Bandai managed two figures at 8 inches and two at 6 before their scale miscalculation ended the line. Mattel essentially waded in with planned obsolescence, debuting the line at the same time as the only source for that line, Mattycollector, was closing doors. It’s hard to gain momentum when the future of a line is that uncertain. Many people — quite possibly the majority — found it hard to dedicate themselves to a line that had absolutely no guarantees as to finishing out even the main Thundercats, let alone the main antagonists and any tertiary figures.
Me? I was optimistic. I was kind of sitting here in my throne made of hope and thinking that the people passing on the initial offerings were going to regret it once Super7’s brand new Thundercats line started rolling out, even if it took until 2018 to happen.
Now, I have absolutely no regrets about the figures I bought. I have an incomplete group of Thundercats, a sad, lonely pair of villains, and that’s it. They are fine figures, and they make the loss of what could have been all the more frustrating.
No, I have no regrets. What I do have is a bit of fatigue. Yes, ladies and gentlemen, I am tired. I’m not broken, but I am pretty damn tired of lines of Thundercats that refuse to work. I’m not getting my hopes up for a Thundercats line again. And I know — oh I absolutely know — that if another lineup of the classic-styled Thundercats is made, that I will be on board, and I will get what comes out IF it’s a fully articulated, quality line. Yes I will. Even if it’s completely different in style and I end up buying a new Lion-O for the (counts on fingers) fourth time, I will be on board. But the next time around I will not be thinking “This will be different” or “I can’t wait for Lunataks” or making wish lists in my head that include Snarf and Snarfer. This has killed my optimism. I will buy them on a figure by figure basis and I will enjoy them if they’re quality figures but I will wait until after I have literally every character before I get my hopes up that this time around we’ll get them all. And even then I’ll side-eye what I have in case it decides to disappear.
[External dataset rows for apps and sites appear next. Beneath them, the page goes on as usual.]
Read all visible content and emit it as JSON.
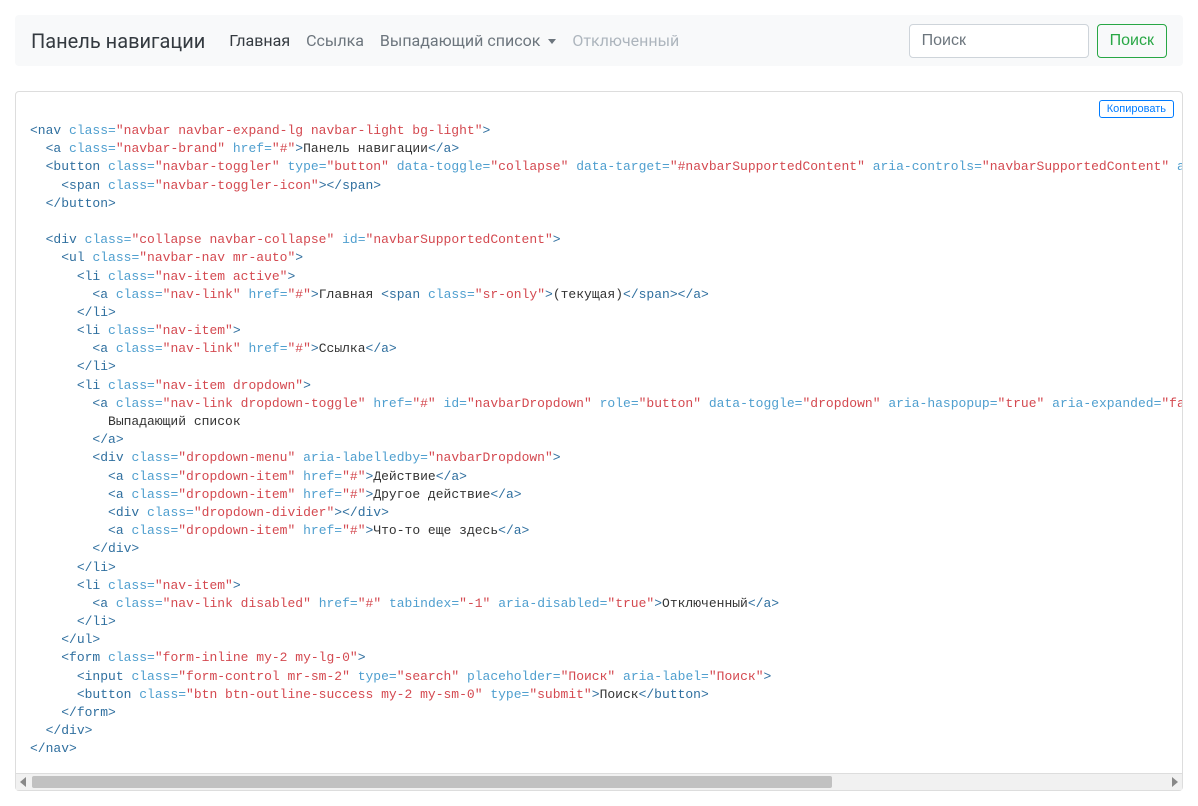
{
  "navbar": {
    "brand": "Панель навигации",
    "items": [
      {
        "label": "Главная",
        "state": "active"
      },
      {
        "label": "Ссылка",
        "state": "normal"
      },
      {
        "label": "Выпадающий список",
        "state": "dropdown"
      },
      {
        "label": "Отключенный",
        "state": "disabled"
      }
    ],
    "search_placeholder": "Поиск",
    "search_button": "Поиск"
  },
  "copy_button": "Копировать",
  "code": {
    "brand_text": "Панель навигации",
    "dropdown_label": "Выпадающий список",
    "sr_only_text": "(текущая)",
    "nav_home": "Главная ",
    "nav_link": "Ссылка",
    "nav_disabled": "Отключенный",
    "dd_action": "Действие",
    "dd_other": "Другое действие",
    "dd_something": "Что-то еще здесь",
    "search_placeholder": "Поиск",
    "search_aria": "Поиск",
    "search_btn": "Поиск",
    "navbar_id": "navbarSupportedContent",
    "dropdown_id": "navbarDropdown"
  }
}
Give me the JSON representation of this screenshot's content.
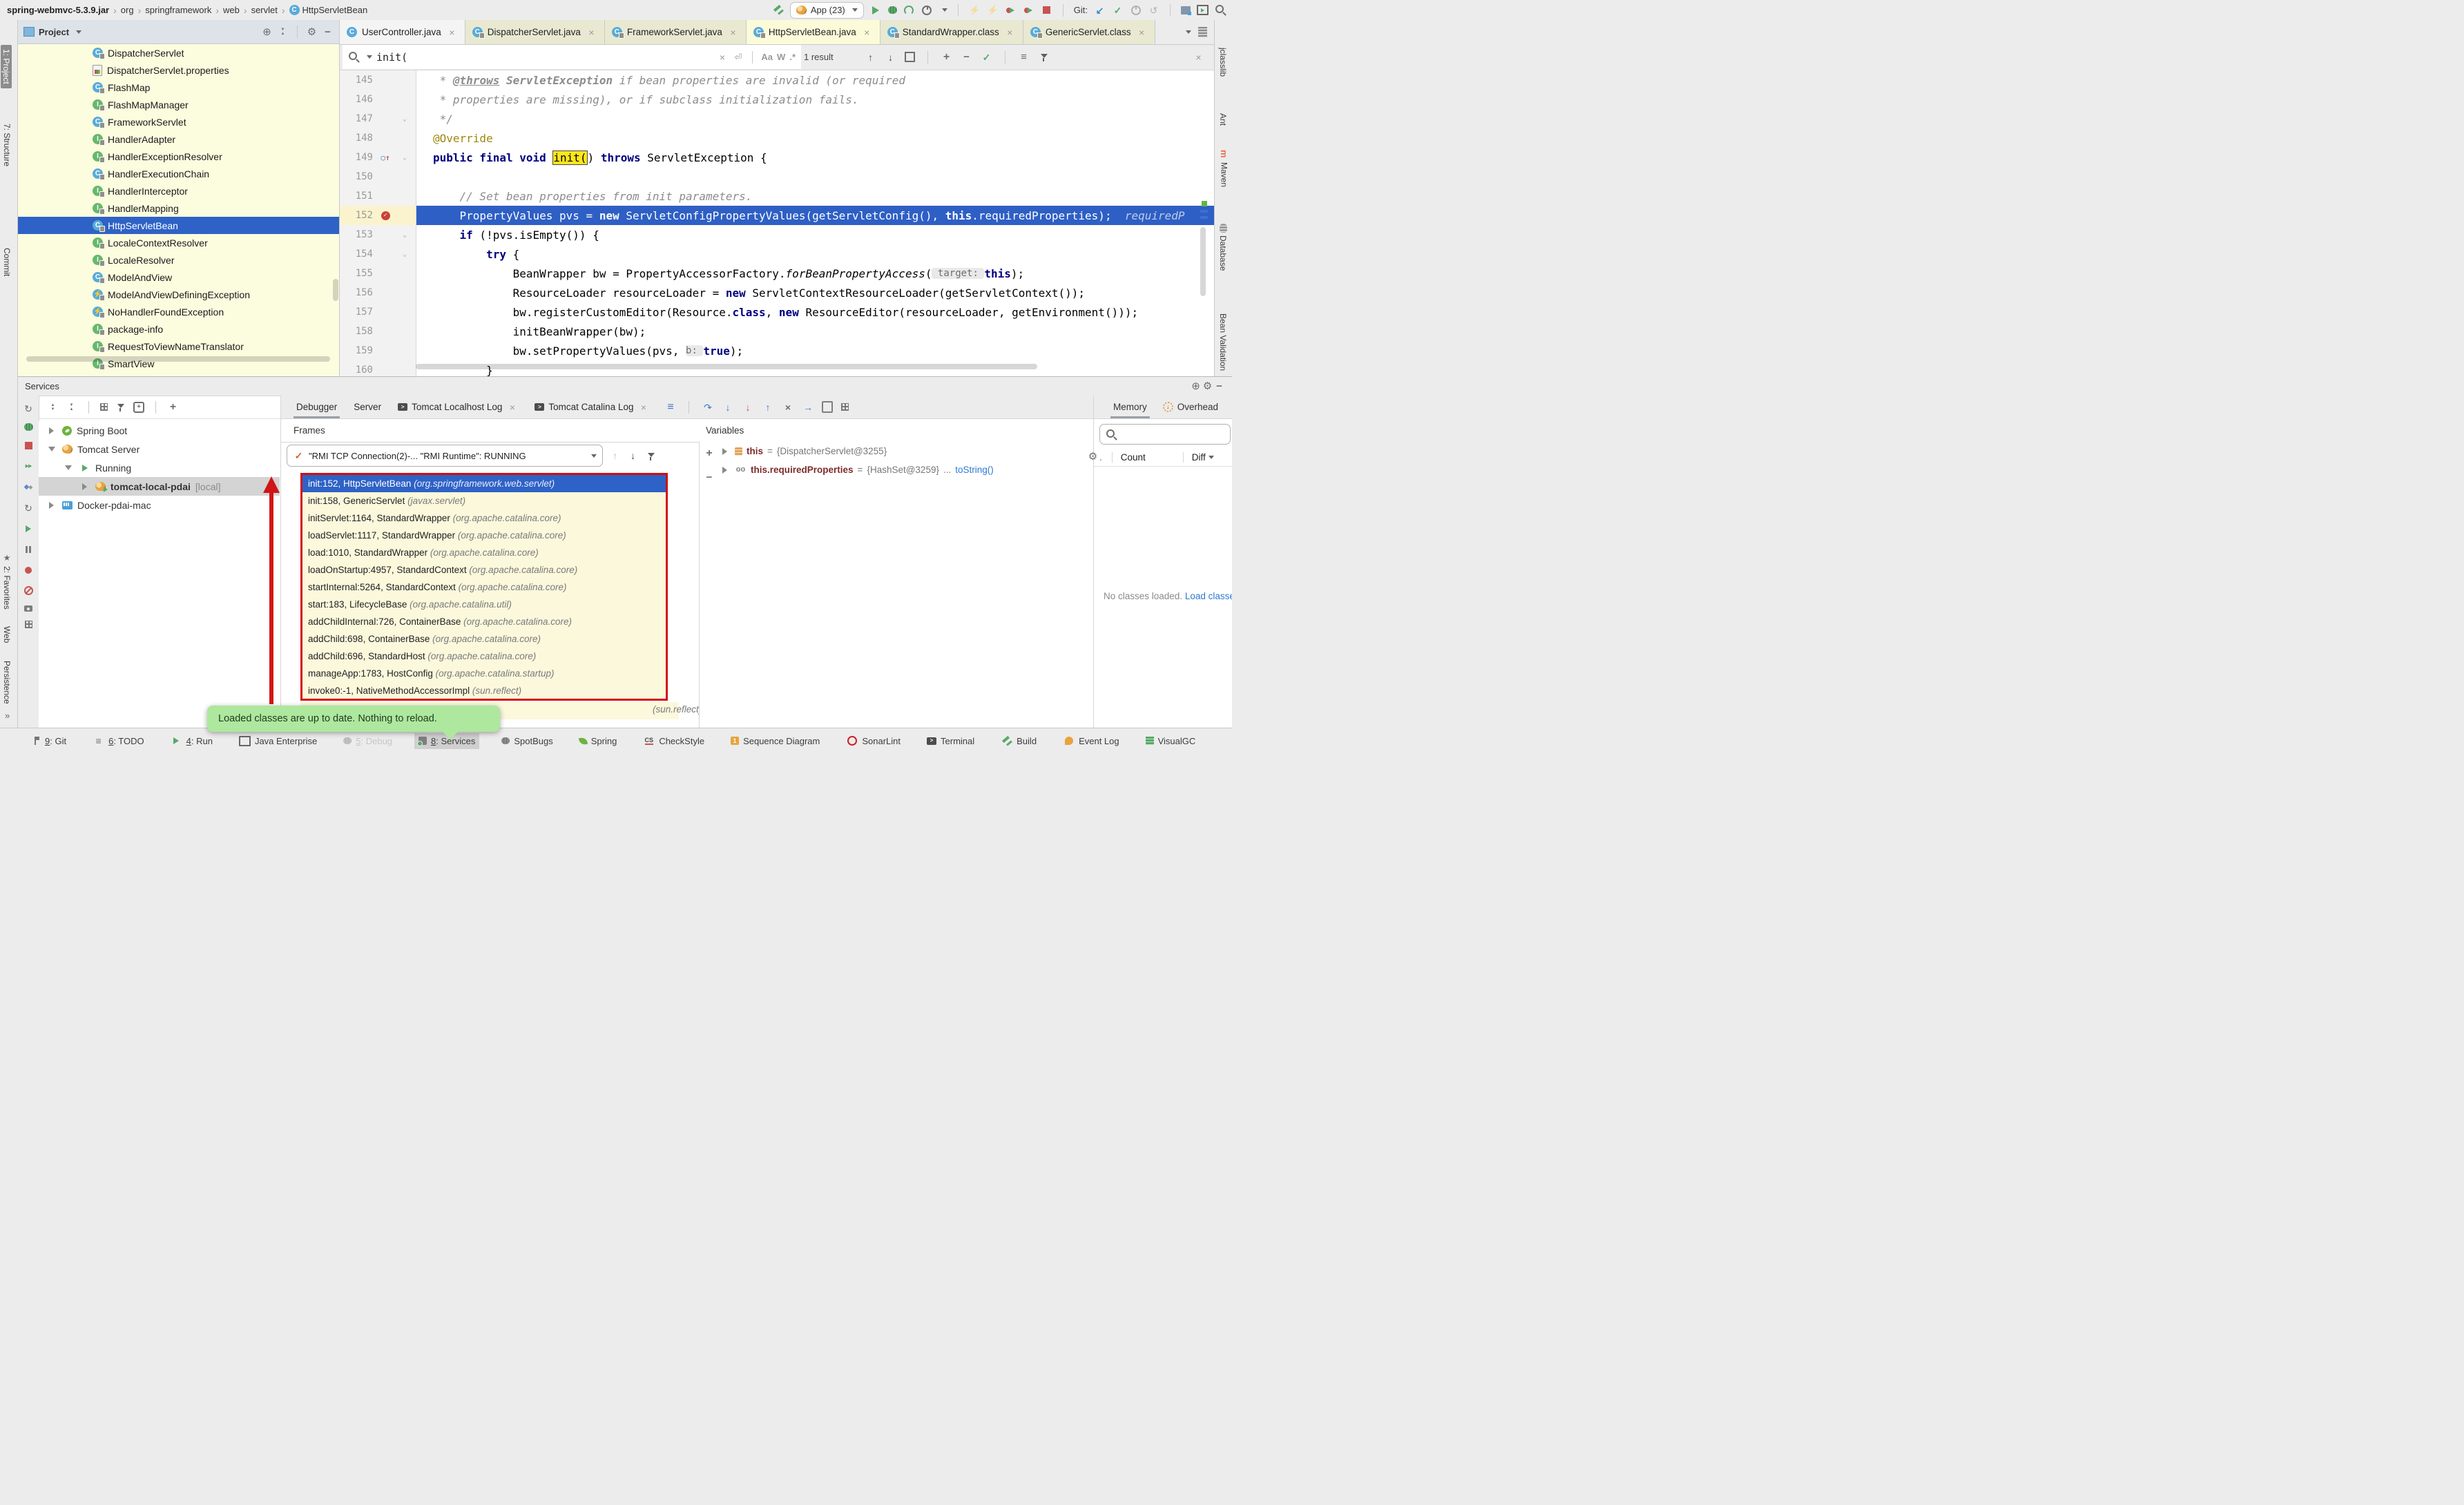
{
  "colors": {
    "accent": "#2E62C6",
    "exec_line": "#2E5FC4",
    "annotation_red": "#D40D0D",
    "tooltip_green": "#AEE79E",
    "frames_bg": "#FBF8DC",
    "selection_blue": "#2E62C6"
  },
  "titlebar": {
    "breadcrumbs": [
      {
        "label": "spring-webmvc-5.3.9.jar",
        "bold": true
      },
      {
        "label": "org"
      },
      {
        "label": "springframework"
      },
      {
        "label": "web"
      },
      {
        "label": "servlet"
      },
      {
        "label": "HttpServletBean",
        "icon": "class-icon"
      }
    ],
    "run_config": "App (23)",
    "git_label": "Git:",
    "icons_left_of_chip": [
      {
        "n": "build-icon",
        "c": "i-hammer"
      }
    ],
    "icons_after_chip": [
      {
        "n": "run-icon",
        "c": "i-play"
      },
      {
        "n": "debug-icon",
        "c": "i-bug"
      },
      {
        "n": "coverage-icon",
        "c": "i-coverage"
      },
      {
        "n": "profiler-icon",
        "c": "i-clock",
        "caret": true
      },
      {
        "sep": true
      },
      {
        "n": "reload-icon",
        "c": "i-lightning dim"
      },
      {
        "n": "reload-debug-icon",
        "c": "i-lightning dim"
      },
      {
        "n": "hotswap-run-icon",
        "c": "i-hotswap"
      },
      {
        "n": "hotswap-debug-icon",
        "c": "i-hotswap"
      },
      {
        "n": "stop-icon",
        "c": "i-stop"
      },
      {
        "sep": true
      },
      {
        "label": "Git:"
      },
      {
        "n": "update-project-icon",
        "c": "i-blue-down"
      },
      {
        "n": "commit-icon",
        "c": "i-check"
      },
      {
        "n": "history-icon",
        "c": "i-clock dim"
      },
      {
        "n": "rollback-icon",
        "c": "i-undo dim"
      },
      {
        "sep": true
      },
      {
        "n": "remote-host-icon",
        "c": "i-remote"
      },
      {
        "n": "run-anything-icon",
        "c": "i-runwin"
      },
      {
        "n": "search-everywhere-icon",
        "c": "i-search-g"
      }
    ]
  },
  "left_stripe": {
    "top": [
      {
        "label": "1: Project",
        "active": true
      },
      {
        "label": "7: Structure"
      },
      {
        "label": "Commit"
      }
    ],
    "bottom": [
      {
        "label": "2: Favorites",
        "icon": "star-icon"
      },
      {
        "label": "Web"
      },
      {
        "label": "Persistence"
      }
    ],
    "more": "»"
  },
  "right_stripe": [
    {
      "label": "jclasslib"
    },
    {
      "label": "Ant"
    },
    {
      "label": "Maven",
      "icon": "maven-icon"
    },
    {
      "label": "Database",
      "icon": "database-icon"
    },
    {
      "label": "Bean Validation"
    }
  ],
  "project": {
    "title": "Project",
    "items": [
      {
        "label": "DispatcherServlet",
        "icon": "class"
      },
      {
        "label": "DispatcherServlet.properties",
        "icon": "properties"
      },
      {
        "label": "FlashMap",
        "icon": "class"
      },
      {
        "label": "FlashMapManager",
        "icon": "interface"
      },
      {
        "label": "FrameworkServlet",
        "icon": "class"
      },
      {
        "label": "HandlerAdapter",
        "icon": "interface"
      },
      {
        "label": "HandlerExceptionResolver",
        "icon": "interface"
      },
      {
        "label": "HandlerExecutionChain",
        "icon": "class"
      },
      {
        "label": "HandlerInterceptor",
        "icon": "interface"
      },
      {
        "label": "HandlerMapping",
        "icon": "interface"
      },
      {
        "label": "HttpServletBean",
        "icon": "class",
        "selected": true
      },
      {
        "label": "LocaleContextResolver",
        "icon": "interface"
      },
      {
        "label": "LocaleResolver",
        "icon": "interface"
      },
      {
        "label": "ModelAndView",
        "icon": "class"
      },
      {
        "label": "ModelAndViewDefiningException",
        "icon": "exception"
      },
      {
        "label": "NoHandlerFoundException",
        "icon": "exception"
      },
      {
        "label": "package-info",
        "icon": "interface"
      },
      {
        "label": "RequestToViewNameTranslator",
        "icon": "interface"
      },
      {
        "label": "SmartView",
        "icon": "interface"
      }
    ]
  },
  "editor": {
    "tabs": [
      {
        "label": "UserController.java",
        "icon": "class",
        "lock": false,
        "cls": ""
      },
      {
        "label": "DispatcherServlet.java",
        "icon": "class",
        "lock": true,
        "cls": "lib"
      },
      {
        "label": "FrameworkServlet.java",
        "icon": "class",
        "lock": true,
        "cls": "lib"
      },
      {
        "label": "HttpServletBean.java",
        "icon": "class",
        "lock": true,
        "cls": "lib active"
      },
      {
        "label": "StandardWrapper.class",
        "icon": "class",
        "lock": true,
        "cls": "lib"
      },
      {
        "label": "GenericServlet.class",
        "icon": "class",
        "lock": true,
        "cls": "lib"
      }
    ],
    "search": {
      "query": "init(",
      "match_case": "Aa",
      "words": "W",
      "regex": ".*",
      "results": "1 result"
    },
    "lines": [
      {
        "n": 145,
        "s": [
          [
            "d",
            " * "
          ],
          [
            "dt",
            "@throws"
          ],
          [
            "d",
            " "
          ],
          [
            "db",
            "ServletException"
          ],
          [
            "d",
            " if bean properties are invalid (or required"
          ]
        ]
      },
      {
        "n": 146,
        "s": [
          [
            "d",
            " * properties are missing), or if subclass initialization fails."
          ]
        ]
      },
      {
        "n": 147,
        "fold": "v",
        "s": [
          [
            "d",
            " */"
          ]
        ]
      },
      {
        "n": 148,
        "s": [
          [
            "a",
            "@Override"
          ]
        ]
      },
      {
        "n": 149,
        "icon": "override",
        "fold": "v",
        "s": [
          [
            "k",
            "public final void "
          ],
          [
            "m",
            "init("
          ],
          [
            "p",
            ") "
          ],
          [
            "k",
            "throws"
          ],
          [
            "p",
            " ServletException {"
          ]
        ]
      },
      {
        "n": 150,
        "s": []
      },
      {
        "n": 151,
        "s": [
          [
            "c",
            "    // Set bean properties from init parameters."
          ]
        ]
      },
      {
        "n": 152,
        "icon": "breakpoint",
        "exec": true,
        "s": [
          [
            "p",
            "    PropertyValues pvs = "
          ],
          [
            "k",
            "new"
          ],
          [
            "p",
            " ServletConfigPropertyValues(getServletConfig(), "
          ],
          [
            "k",
            "this"
          ],
          [
            "p",
            ".requiredProperties);"
          ],
          [
            "hx",
            "  requiredP"
          ]
        ]
      },
      {
        "n": 153,
        "fold": "v",
        "s": [
          [
            "p",
            "    "
          ],
          [
            "k",
            "if"
          ],
          [
            "p",
            " (!pvs.isEmpty()) {"
          ]
        ]
      },
      {
        "n": 154,
        "fold": "v",
        "s": [
          [
            "p",
            "        "
          ],
          [
            "k",
            "try"
          ],
          [
            "p",
            " {"
          ]
        ]
      },
      {
        "n": 155,
        "s": [
          [
            "p",
            "            BeanWrapper bw = PropertyAccessorFactory."
          ],
          [
            "it",
            "forBeanPropertyAccess"
          ],
          [
            "p",
            "("
          ],
          [
            "h",
            " target: "
          ],
          [
            "k",
            "this"
          ],
          [
            "p",
            ");"
          ]
        ]
      },
      {
        "n": 156,
        "s": [
          [
            "p",
            "            ResourceLoader resourceLoader = "
          ],
          [
            "k",
            "new"
          ],
          [
            "p",
            " ServletContextResourceLoader(getServletContext());"
          ]
        ]
      },
      {
        "n": 157,
        "s": [
          [
            "p",
            "            bw.registerCustomEditor(Resource."
          ],
          [
            "k",
            "class"
          ],
          [
            "p",
            ", "
          ],
          [
            "k",
            "new"
          ],
          [
            "p",
            " ResourceEditor(resourceLoader, getEnvironment()));"
          ]
        ]
      },
      {
        "n": 158,
        "s": [
          [
            "p",
            "            initBeanWrapper(bw);"
          ]
        ]
      },
      {
        "n": 159,
        "s": [
          [
            "p",
            "            bw.setPropertyValues(pvs, "
          ],
          [
            "h",
            "b: "
          ],
          [
            "k",
            "true"
          ],
          [
            "p",
            ");"
          ]
        ]
      },
      {
        "n": 160,
        "s": [
          [
            "p",
            "        }"
          ]
        ]
      }
    ]
  },
  "services": {
    "title": "Services",
    "tree": [
      {
        "label": "Spring Boot",
        "icon": "spring-boot-icon",
        "expander": "r",
        "indent": 10
      },
      {
        "label": "Tomcat Server",
        "icon": "tomcat-icon",
        "expander": "d",
        "indent": 10
      },
      {
        "label": "Running",
        "icon": "running-icon",
        "expander": "d",
        "indent": 34
      },
      {
        "label": "tomcat-local-pdai",
        "suffix": " [local]",
        "icon": "tomcat-run-icon",
        "expander": "r",
        "indent": 58,
        "bold": true,
        "selected": true
      },
      {
        "label": "Docker-pdai-mac",
        "icon": "docker-icon",
        "expander": "r",
        "indent": 10
      }
    ],
    "debug_tabs": [
      {
        "label": "Debugger",
        "active": true
      },
      {
        "label": "Server"
      },
      {
        "label": "Tomcat Localhost Log",
        "icon": "terminal-icon",
        "closable": true
      },
      {
        "label": "Tomcat Catalina Log",
        "icon": "terminal-icon",
        "closable": true
      }
    ],
    "frames": {
      "title": "Frames",
      "thread": "\"RMI TCP Connection(2)-... \"RMI Runtime\": RUNNING",
      "rows": [
        {
          "m": "init:152, HttpServletBean ",
          "p": "(org.springframework.web.servlet)",
          "sel": true
        },
        {
          "m": "init:158, GenericServlet ",
          "p": "(javax.servlet)"
        },
        {
          "m": "initServlet:1164, StandardWrapper ",
          "p": "(org.apache.catalina.core)"
        },
        {
          "m": "loadServlet:1117, StandardWrapper ",
          "p": "(org.apache.catalina.core)"
        },
        {
          "m": "load:1010, StandardWrapper ",
          "p": "(org.apache.catalina.core)"
        },
        {
          "m": "loadOnStartup:4957, StandardContext ",
          "p": "(org.apache.catalina.core)"
        },
        {
          "m": "startInternal:5264, StandardContext ",
          "p": "(org.apache.catalina.core)"
        },
        {
          "m": "start:183, LifecycleBase ",
          "p": "(org.apache.catalina.util)"
        },
        {
          "m": "addChildInternal:726, ContainerBase ",
          "p": "(org.apache.catalina.core)"
        },
        {
          "m": "addChild:698, ContainerBase ",
          "p": "(org.apache.catalina.core)"
        },
        {
          "m": "addChild:696, StandardHost ",
          "p": "(org.apache.catalina.core)"
        },
        {
          "m": "manageApp:1783, HostConfig ",
          "p": "(org.apache.catalina.startup)"
        },
        {
          "m": "invoke0:-1, NativeMethodAccessorImpl ",
          "p": "(sun.reflect)"
        }
      ],
      "partial_row_package": "(sun.reflect)"
    },
    "variables": {
      "title": "Variables",
      "rows": [
        {
          "icon": "value-icon",
          "name": "this",
          "eq": " = ",
          "value": "{DispatcherServlet@3255}"
        },
        {
          "icon": "watch-icon",
          "name": "this.requiredProperties",
          "eq": " = ",
          "value": "{HashSet@3259}",
          "ellipsis": " ... ",
          "link": "toString()"
        }
      ]
    },
    "memory": {
      "tabs": [
        {
          "label": "Memory",
          "active": true
        },
        {
          "label": "Overhead",
          "icon": "overhead-icon"
        }
      ],
      "first_col": ".",
      "columns": [
        "Count",
        "Diff"
      ],
      "note": "No classes loaded.",
      "link": "Load classes"
    }
  },
  "tooltip": "Loaded classes are up to date. Nothing to reload.",
  "statusbar": {
    "items": [
      {
        "icon": "vcs",
        "prefix": "9",
        "label": "Git"
      },
      {
        "icon": "todo",
        "prefix": "6",
        "label": "TODO"
      },
      {
        "icon": "play-sm",
        "prefix": "4",
        "label": "Run"
      },
      {
        "icon": "jee",
        "label": "Java Enterprise"
      },
      {
        "icon": "bug-gray",
        "prefix": "5",
        "label": "Debug",
        "dim": true
      },
      {
        "icon": "services-sm",
        "prefix": "8",
        "label": "Services",
        "active": true
      },
      {
        "icon": "bug-gray",
        "label": "SpotBugs"
      },
      {
        "icon": "leaf",
        "label": "Spring"
      },
      {
        "icon": "checkstyle",
        "label": "CheckStyle"
      },
      {
        "icon": "seq",
        "label": "Sequence Diagram"
      },
      {
        "icon": "sonarlint",
        "label": "SonarLint"
      },
      {
        "icon": "terminal",
        "label": "Terminal"
      },
      {
        "icon": "hammer",
        "label": "Build"
      },
      {
        "icon": "eventlog",
        "label": "Event Log"
      },
      {
        "icon": "visualgc",
        "label": "VisualGC"
      }
    ]
  }
}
The biggest bummer is what this means for other properties that I’d love updated toys from. If something like Thundercats — a property I consider “’80s A-list” along with Joes, Transformers, and MOTU — can’t make it work then what does it say about Silverhawks? What about the slightly lower-tier properties? I’m not sure why I’m surprised, as it seems Hasbro doesn’t want to take a chance on 6-inch Joes. An inability to get a viable Thundercats line doesn’t make one very optimistic about Silverhawks or M.A.S.K.
Yes, the ’80s loved their acronyms.
So as of this moment, the universe has called time of death on the Thundercats line, and it’s up to the future to decide just what shape the Thundercats will take next. Whatever it is, it will be brand new, and will not add to what I already have, which is simultaneously an excellent group of toys and a frustrating experiment. The only way for this line to continue on as is would be the willingness of the WB, the willingness of the Four Horsemen, and an avenue such as Kickstarter. Are there enough fans for Thundercats to somehow be crowd-funded? I don’t know. It’s impossible to know, and the fans could be too burnt to care anymore.
Damn, damn, damn.